I should warn readers in advance, Us is a difficult film to discuss critically without devolving into spoiler territory. I will do my very best to explain my issues without diving deep into specifics, but my recommendation is to revisit this section of the review after viewing so you can better understand my points.

With that, I can admit that a large majority of my complaints with Us are in the narrative itself. The first act is a gradual build of tension, whereas the second act is a tense action thriller with a slew of entertaining moments that raise a tremendous amount of questions. The third act is the most problematic because it completely disregards those questions and adds puzzling additions to them. The film’s final twist is so inefficiently expanded on that it actually acts more as a detriment than anything. You’ll find yourself revisiting elements of the film and scratching your head rather than feeling the paramount reveal in the way that it is intended. And what’s worse is Peele’s dedication to allegory within it. Us is a film so swamped in perceived metaphors that it actually ends up drowning in them. The shadow world, if taken at face value, is completely unspecific. Under any scrutiny, the world building suffers from crumbling under the sheer amount of questions it forces the audience to ask. But if taken metaphorically, the various specifics of Peele’s underworld are so vast and nondescript that they completely distract from the narrative.
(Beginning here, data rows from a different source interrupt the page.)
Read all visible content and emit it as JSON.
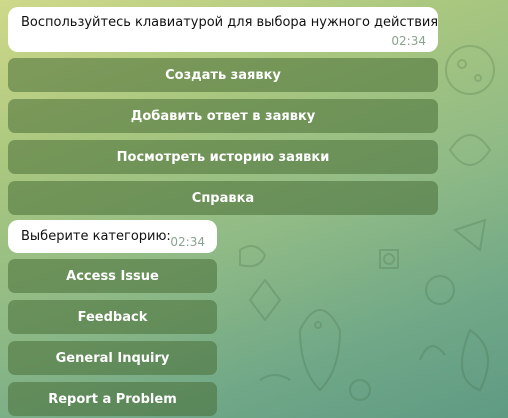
{
  "chat": {
    "message1": {
      "text": "Воспользуйтесь клавиатурой для выбора нужного действия",
      "time": "02:34"
    },
    "keyboard1": [
      {
        "label": "Создать заявку"
      },
      {
        "label": "Добавить ответ в заявку"
      },
      {
        "label": "Посмотреть историю заявки"
      },
      {
        "label": "Справка"
      }
    ],
    "message2": {
      "text": "Выберите категорию:",
      "time": "02:34"
    },
    "keyboard2": [
      {
        "label": "Access Issue"
      },
      {
        "label": "Feedback"
      },
      {
        "label": "General Inquiry"
      },
      {
        "label": "Report a Problem"
      }
    ]
  },
  "colors": {
    "background_top": "#cfd98a",
    "background_bottom": "#5f9a83",
    "bubble": "#ffffff",
    "keyboard_button": "#5a7e45",
    "timestamp": "#8aa28f"
  }
}
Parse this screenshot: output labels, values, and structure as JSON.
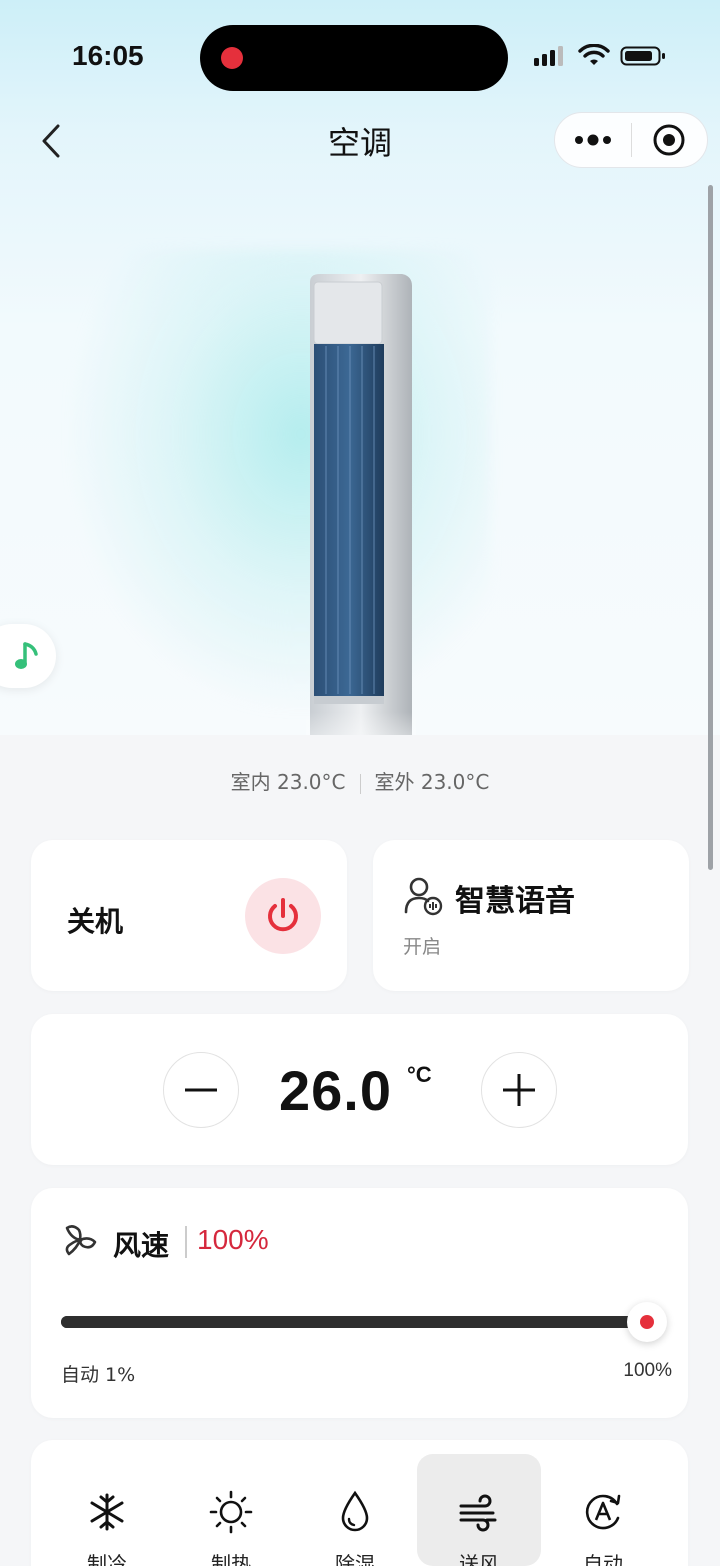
{
  "status_bar": {
    "time": "16:05"
  },
  "nav": {
    "title": "空调"
  },
  "temps": {
    "indoor": "室内 23.0°C",
    "outdoor": "室外 23.0°C"
  },
  "power": {
    "label": "关机"
  },
  "voice": {
    "title": "智慧语音",
    "status": "开启"
  },
  "temperature": {
    "value": "26.0",
    "unit": "°C"
  },
  "fan": {
    "title": "风速",
    "value": "100%",
    "level": 1.0,
    "min_label": "自动  1%",
    "max_label": "100%"
  },
  "modes": [
    {
      "label": "制冷",
      "icon": "snowflake-icon",
      "active": false
    },
    {
      "label": "制热",
      "icon": "sun-icon",
      "active": false
    },
    {
      "label": "除湿",
      "icon": "droplet-icon",
      "active": false
    },
    {
      "label": "送风",
      "icon": "wind-icon",
      "active": true
    },
    {
      "label": "自动",
      "icon": "auto-icon",
      "active": false
    }
  ],
  "colors": {
    "accent": "#e5303c",
    "power_bg": "#fbe2e5",
    "percent": "#d5283d"
  }
}
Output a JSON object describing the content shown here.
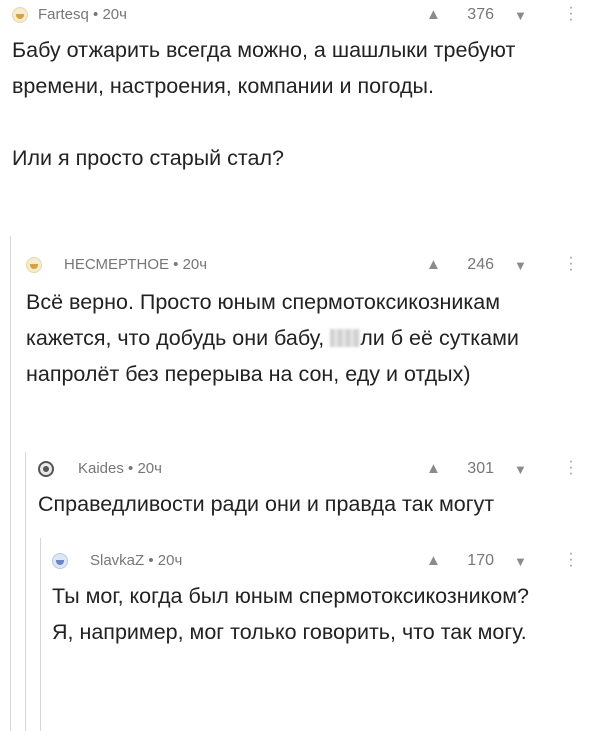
{
  "comments": [
    {
      "author": "Fartesq",
      "time": "20ч",
      "score": "376",
      "text": "Бабу отжарить всегда можно, а шашлыки требуют времени, настроения, компании и погоды.\n\nИли я просто старый стал?"
    },
    {
      "author": "НЕСМЕРТНОЕ",
      "time": "20ч",
      "score": "246",
      "text_before": "Всё верно. Просто юным спермотоксикозникам кажется, что добудь они бабу, ",
      "text_after": "ли б её сутками напролёт без перерыва на сон, еду и отдых)"
    },
    {
      "author": "Kaides",
      "time": "20ч",
      "score": "301",
      "text": "Справедливости ради они и правда так могут"
    },
    {
      "author": "SlavkaZ",
      "time": "20ч",
      "score": "170",
      "text": "Ты мог, когда был юным спермотоксикозником? Я, например, мог только говорить, что так могу."
    }
  ],
  "separator": " • ",
  "icons": {
    "upvote": "upvote-triangle-icon",
    "downvote": "downvote-triangle-icon",
    "more": "more-vertical-icon"
  }
}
And even worse, if Peele intends for the allegories to be the purpose of his film, then he loses all tension and suspense as a consequence. If I was never meant to care for the character’s of Us, then they’re entirely inconsequential. This leads me to believe that the answer lies somewhere in between symbolism and sincerity. A hodgepodge of ideas struggling to breakthrough the befuddling world building. The problem is not that Us forces the audience to ask questions. The problem is that it forces those questions too soon and ends up distracting the audience from experiencing the film first. And the final twist seems to spit in the face of everything that came before it, only leaving bigger holes in the world building than before.

The only other glaring problem I have with Us is a pet peeve I have in all horror. Sort of in line with the aforementioned issues, several characters narrowly escape death through sheer fortune of writing. Now, I don’t mean that in the sense of, “the car came *this close* to hitting them,” or something. I mean villains specifically give the heroes far too many opportunities to survive and save each other than is altogether necessary. Some of these scenarios are explained through logical conclusions and an understanding of the plan at work. But these entirely deflate tension with the understanding being that certain characters are not permitted to kill others, therefore there is no real threat. Other scenarios are never explained, and leave me frustrated at the convenient fortune of the heroes in spite of logic.

Us is the type of movie I hate to grade. In certain regards, it’s a technical masterpiece that demonstrates exactly why Jordan Peele is hailed as a modern cinematic genius. In other regards, it showcases one of the most frustrating narratives of the year thus far. Regardless, it makes me feel guilty as a critic to prod a filmmaker that consistently makes audiences applaud mid-viewing. Peele’s films are so infectious and exhilarating that it feels almost wrong to judge. But at the same time, those praises of his ability to captivate are exactly why he must be held to a high standard. I have no doubt that Peele is a filmmaker to watch as he continues this journey in his career. And even if Us is not my most critically adored film, I still recommend experiencing it with an audience solely so you can feel the same mesmerising quality that Peele makes look so effortless.